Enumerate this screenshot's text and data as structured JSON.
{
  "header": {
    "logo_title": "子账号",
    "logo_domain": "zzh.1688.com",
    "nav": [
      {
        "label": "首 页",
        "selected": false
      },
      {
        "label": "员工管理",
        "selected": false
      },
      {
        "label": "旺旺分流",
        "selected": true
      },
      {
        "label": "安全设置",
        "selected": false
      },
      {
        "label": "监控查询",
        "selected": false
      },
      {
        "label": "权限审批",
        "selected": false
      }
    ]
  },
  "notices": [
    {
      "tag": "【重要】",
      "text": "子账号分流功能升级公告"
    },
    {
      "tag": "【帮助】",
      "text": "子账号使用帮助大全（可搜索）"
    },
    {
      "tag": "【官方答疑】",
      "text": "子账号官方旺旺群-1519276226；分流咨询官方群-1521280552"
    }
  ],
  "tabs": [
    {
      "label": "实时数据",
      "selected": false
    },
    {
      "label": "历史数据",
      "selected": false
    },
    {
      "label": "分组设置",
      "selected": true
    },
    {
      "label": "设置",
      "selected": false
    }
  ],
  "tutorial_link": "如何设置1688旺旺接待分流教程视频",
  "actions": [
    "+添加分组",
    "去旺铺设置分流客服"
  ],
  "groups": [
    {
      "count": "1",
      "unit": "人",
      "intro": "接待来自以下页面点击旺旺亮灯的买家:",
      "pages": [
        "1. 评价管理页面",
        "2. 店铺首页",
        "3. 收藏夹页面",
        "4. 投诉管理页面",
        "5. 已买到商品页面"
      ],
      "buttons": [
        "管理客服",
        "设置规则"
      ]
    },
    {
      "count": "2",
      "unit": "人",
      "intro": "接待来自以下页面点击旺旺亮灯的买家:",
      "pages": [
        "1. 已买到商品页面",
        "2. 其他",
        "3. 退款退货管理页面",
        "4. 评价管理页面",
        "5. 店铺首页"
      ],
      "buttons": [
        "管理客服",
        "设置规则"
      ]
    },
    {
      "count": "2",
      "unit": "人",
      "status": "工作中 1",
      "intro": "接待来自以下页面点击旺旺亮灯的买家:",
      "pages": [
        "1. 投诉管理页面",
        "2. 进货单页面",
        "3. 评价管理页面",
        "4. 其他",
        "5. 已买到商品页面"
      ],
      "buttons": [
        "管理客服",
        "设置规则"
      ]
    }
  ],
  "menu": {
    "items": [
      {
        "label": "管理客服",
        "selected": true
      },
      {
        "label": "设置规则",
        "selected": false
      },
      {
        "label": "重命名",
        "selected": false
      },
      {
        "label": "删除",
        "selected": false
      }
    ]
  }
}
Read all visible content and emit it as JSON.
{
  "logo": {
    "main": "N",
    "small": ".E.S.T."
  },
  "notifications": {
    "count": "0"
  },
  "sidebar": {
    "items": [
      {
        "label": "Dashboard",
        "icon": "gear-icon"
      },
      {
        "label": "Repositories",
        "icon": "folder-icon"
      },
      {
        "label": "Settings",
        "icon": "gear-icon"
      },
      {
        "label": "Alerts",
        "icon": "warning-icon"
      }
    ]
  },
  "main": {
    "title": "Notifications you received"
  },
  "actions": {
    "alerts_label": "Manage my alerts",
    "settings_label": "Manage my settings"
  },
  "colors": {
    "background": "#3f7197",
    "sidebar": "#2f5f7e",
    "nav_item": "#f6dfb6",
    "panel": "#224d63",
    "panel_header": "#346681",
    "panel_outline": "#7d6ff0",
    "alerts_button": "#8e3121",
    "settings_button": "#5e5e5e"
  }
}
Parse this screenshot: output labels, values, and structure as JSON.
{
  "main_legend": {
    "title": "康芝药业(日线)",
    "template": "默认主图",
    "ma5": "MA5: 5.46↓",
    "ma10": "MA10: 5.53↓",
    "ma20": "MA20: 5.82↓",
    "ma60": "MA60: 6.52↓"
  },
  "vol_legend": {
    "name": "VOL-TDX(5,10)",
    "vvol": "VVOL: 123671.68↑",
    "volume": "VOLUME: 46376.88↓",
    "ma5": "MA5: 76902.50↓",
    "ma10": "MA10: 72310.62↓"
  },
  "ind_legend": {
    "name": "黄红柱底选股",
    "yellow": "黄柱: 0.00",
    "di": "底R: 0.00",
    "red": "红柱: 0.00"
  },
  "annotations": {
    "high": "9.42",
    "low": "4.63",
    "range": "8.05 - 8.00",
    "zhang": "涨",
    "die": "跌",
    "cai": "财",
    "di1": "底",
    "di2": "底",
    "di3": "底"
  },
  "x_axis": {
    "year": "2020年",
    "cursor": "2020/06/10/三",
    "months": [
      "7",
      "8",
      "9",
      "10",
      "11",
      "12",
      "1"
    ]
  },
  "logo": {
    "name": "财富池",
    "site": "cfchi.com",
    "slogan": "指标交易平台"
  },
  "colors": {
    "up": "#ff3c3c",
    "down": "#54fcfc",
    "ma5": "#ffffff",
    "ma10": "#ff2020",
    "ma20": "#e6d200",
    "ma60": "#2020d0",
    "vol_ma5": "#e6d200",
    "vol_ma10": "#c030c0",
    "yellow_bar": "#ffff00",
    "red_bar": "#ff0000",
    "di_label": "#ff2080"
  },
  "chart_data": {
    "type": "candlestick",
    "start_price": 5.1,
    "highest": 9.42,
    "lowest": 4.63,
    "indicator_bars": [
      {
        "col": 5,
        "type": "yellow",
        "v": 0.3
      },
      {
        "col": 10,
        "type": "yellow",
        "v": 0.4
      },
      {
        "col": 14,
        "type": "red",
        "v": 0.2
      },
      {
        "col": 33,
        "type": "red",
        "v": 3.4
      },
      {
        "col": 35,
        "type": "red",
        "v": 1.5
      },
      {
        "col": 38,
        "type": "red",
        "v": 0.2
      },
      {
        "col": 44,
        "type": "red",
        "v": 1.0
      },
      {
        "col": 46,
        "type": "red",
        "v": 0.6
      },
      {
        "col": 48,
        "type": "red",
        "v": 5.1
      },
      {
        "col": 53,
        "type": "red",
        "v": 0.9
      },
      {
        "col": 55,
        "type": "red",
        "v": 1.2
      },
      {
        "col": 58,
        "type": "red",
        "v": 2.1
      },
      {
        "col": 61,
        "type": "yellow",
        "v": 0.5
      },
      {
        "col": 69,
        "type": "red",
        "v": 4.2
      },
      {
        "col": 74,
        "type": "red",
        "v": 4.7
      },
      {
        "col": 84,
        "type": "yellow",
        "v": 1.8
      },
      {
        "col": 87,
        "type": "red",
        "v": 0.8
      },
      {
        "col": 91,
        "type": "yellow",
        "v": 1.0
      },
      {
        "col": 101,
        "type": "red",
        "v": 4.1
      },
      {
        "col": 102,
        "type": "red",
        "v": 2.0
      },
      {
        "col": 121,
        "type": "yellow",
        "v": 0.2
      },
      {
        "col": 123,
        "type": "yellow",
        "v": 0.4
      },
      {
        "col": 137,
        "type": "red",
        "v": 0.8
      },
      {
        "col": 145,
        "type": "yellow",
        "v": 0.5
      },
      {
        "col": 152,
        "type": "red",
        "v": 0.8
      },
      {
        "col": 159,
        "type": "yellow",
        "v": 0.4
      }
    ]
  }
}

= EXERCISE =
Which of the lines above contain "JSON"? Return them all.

= WORKED SOLUTION =
Enumerate this screenshot's text and data as structured JSON.
Read all visible content and emit it as JSON.
Parse this screenshot: output labels, values, and structure as JSON.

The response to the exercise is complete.